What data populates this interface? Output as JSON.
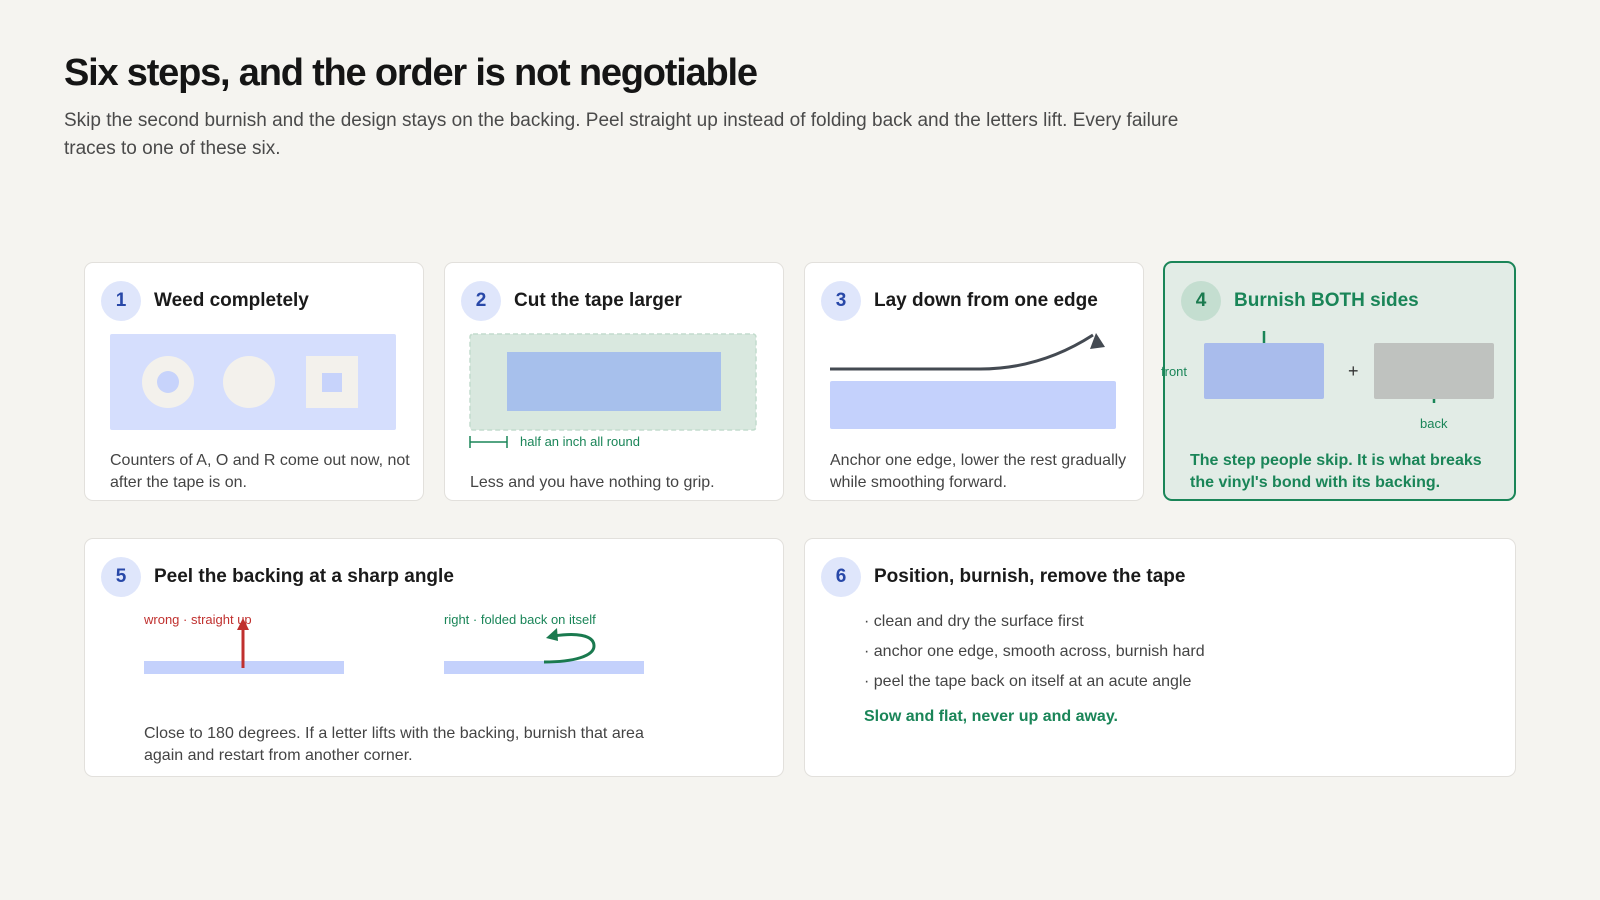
{
  "header": {
    "title": "Six steps, and the order is not negotiable",
    "subtitle": "Skip the second burnish and the design stays on the backing. Peel straight up instead of folding back and the letters lift. Every failure traces to one of these six."
  },
  "steps": [
    {
      "number": "1",
      "title": "Weed completely",
      "description": "Counters of A, O and R come out now, not after the tape is on."
    },
    {
      "number": "2",
      "title": "Cut the tape larger",
      "description": "Less and you have nothing to grip.",
      "margin_label": "half an inch all round"
    },
    {
      "number": "3",
      "title": "Lay down from one edge",
      "description": "Anchor one edge, lower the rest gradually while smoothing forward."
    },
    {
      "number": "4",
      "title": "Burnish BOTH sides",
      "description": "The step people skip. It is what breaks the vinyl's bond with its backing.",
      "front_label": "front",
      "back_label": "back",
      "plus": "+"
    },
    {
      "number": "5",
      "title": "Peel the backing at a sharp angle",
      "description": "Close to 180 degrees. If a letter lifts with the backing, burnish that area again and restart from another corner.",
      "wrong_label": "wrong · straight up",
      "right_label": "right · folded back on itself"
    },
    {
      "number": "6",
      "title": "Position, burnish, remove the tape",
      "bullets": [
        "· clean and dry the surface first",
        "· anchor one edge, smooth across, burnish hard",
        "· peel the tape back on itself at an acute angle"
      ],
      "note": "Slow and flat, never up and away."
    }
  ],
  "colors": {
    "accent_green": "#1a8558",
    "wrong_red": "#c0302e",
    "tape_blue": "#c4d1fc",
    "page_bg": "#f5f4f0"
  }
}
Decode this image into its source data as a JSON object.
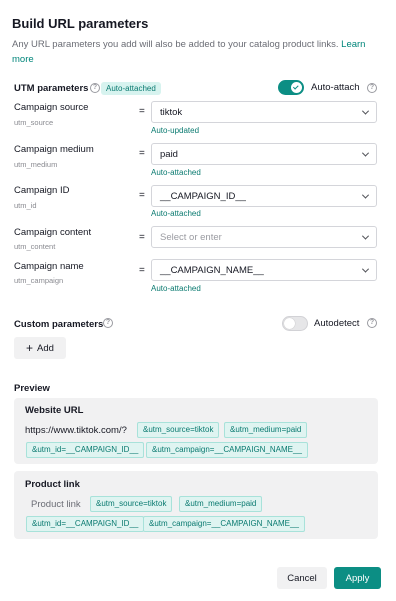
{
  "header": {
    "title": "Build URL parameters",
    "description": "Any URL parameters you add will also be added to your catalog product links.",
    "learn_more": "Learn more"
  },
  "utm": {
    "label": "UTM parameters",
    "badge": "Auto-attached",
    "toggle_label": "Auto-attach",
    "toggle_on": true,
    "params": [
      {
        "name": "Campaign source",
        "key": "utm_source",
        "value": "tiktok",
        "placeholder": "",
        "hint": "Auto-updated"
      },
      {
        "name": "Campaign medium",
        "key": "utm_medium",
        "value": "paid",
        "placeholder": "",
        "hint": "Auto-attached"
      },
      {
        "name": "Campaign ID",
        "key": "utm_id",
        "value": "__CAMPAIGN_ID__",
        "placeholder": "",
        "hint": "Auto-attached"
      },
      {
        "name": "Campaign content",
        "key": "utm_content",
        "value": "",
        "placeholder": "Select or enter",
        "hint": ""
      },
      {
        "name": "Campaign name",
        "key": "utm_campaign",
        "value": "__CAMPAIGN_NAME__",
        "placeholder": "",
        "hint": "Auto-attached"
      }
    ]
  },
  "custom": {
    "label": "Custom parameters",
    "toggle_label": "Autodetect",
    "toggle_on": false,
    "add_label": "Add"
  },
  "preview": {
    "label": "Preview",
    "website": {
      "title": "Website URL",
      "url": "https://www.tiktok.com/?",
      "tags": [
        "&utm_source=tiktok",
        "&utm_medium=paid",
        "&utm_id=__CAMPAIGN_ID__",
        "&utm_campaign=__CAMPAIGN_NAME__"
      ]
    },
    "product": {
      "title": "Product link",
      "label": "Product link",
      "tags": [
        "&utm_source=tiktok",
        "&utm_medium=paid",
        "&utm_id=__CAMPAIGN_ID__",
        "&utm_campaign=__CAMPAIGN_NAME__"
      ]
    }
  },
  "footer": {
    "cancel": "Cancel",
    "apply": "Apply"
  },
  "colors": {
    "accent": "#0c8e84",
    "accent_text": "#0a7a70"
  }
}
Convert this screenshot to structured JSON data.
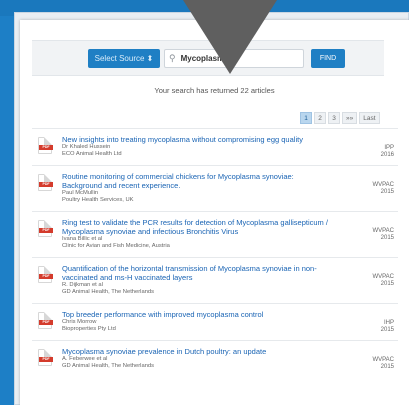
{
  "search": {
    "source_button": "Select Source ⬍",
    "query": "Mycoplasma",
    "find_button": "FIND",
    "result_count": "Your search has returned 22 articles"
  },
  "pager": [
    "1",
    "2",
    "3",
    "»»",
    "Last"
  ],
  "results": [
    {
      "title": "New insights into treating mycoplasma without compromising egg quality",
      "author": "Dr Khaled Hussein",
      "org": "ECO Animal Health Ltd",
      "source": "IPP",
      "year": "2016"
    },
    {
      "title": "Routine monitoring of commercial chickens for Mycoplasma synoviae: Background and recent experience.",
      "author": "Paul McMullin",
      "org": "Poultry Health Services, UK",
      "source": "WVPAC",
      "year": "2015"
    },
    {
      "title": "Ring test to validate the PCR results for detection of Mycoplasma gallisepticum / Mycoplasma synoviae and infectious Bronchitis Virus",
      "author": "Ivana Billic et al",
      "org": "Clinic for Avian and Fish Medicine, Austria",
      "source": "WVPAC",
      "year": "2015"
    },
    {
      "title": "Quantification of the horizontal transmission of Mycoplasma synoviae in non-vaccinated and ms-H vaccinated layers",
      "author": "R. Dijkman et al",
      "org": "GD Animal Health, The Netherlands",
      "source": "WVPAC",
      "year": "2015"
    },
    {
      "title": "Top breeder performance with improved mycoplasma control",
      "author": "Chris Morrow",
      "org": "Bioproperties Pty Ltd",
      "source": "IHP",
      "year": "2015"
    },
    {
      "title": "Mycoplasma synoviae prevalence in Dutch poultry: an update",
      "author": "A. Feberwee et al",
      "org": "GD Animal Health, The Netherlands",
      "source": "WVPAC",
      "year": "2015"
    }
  ]
}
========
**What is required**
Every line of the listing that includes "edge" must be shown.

**Reply**
      "title": "Lay down from one edge",
      "description": "Anchor one edge, lower the rest gradually while smoothing forward."
        "· anchor one edge, smooth across, burnish hard",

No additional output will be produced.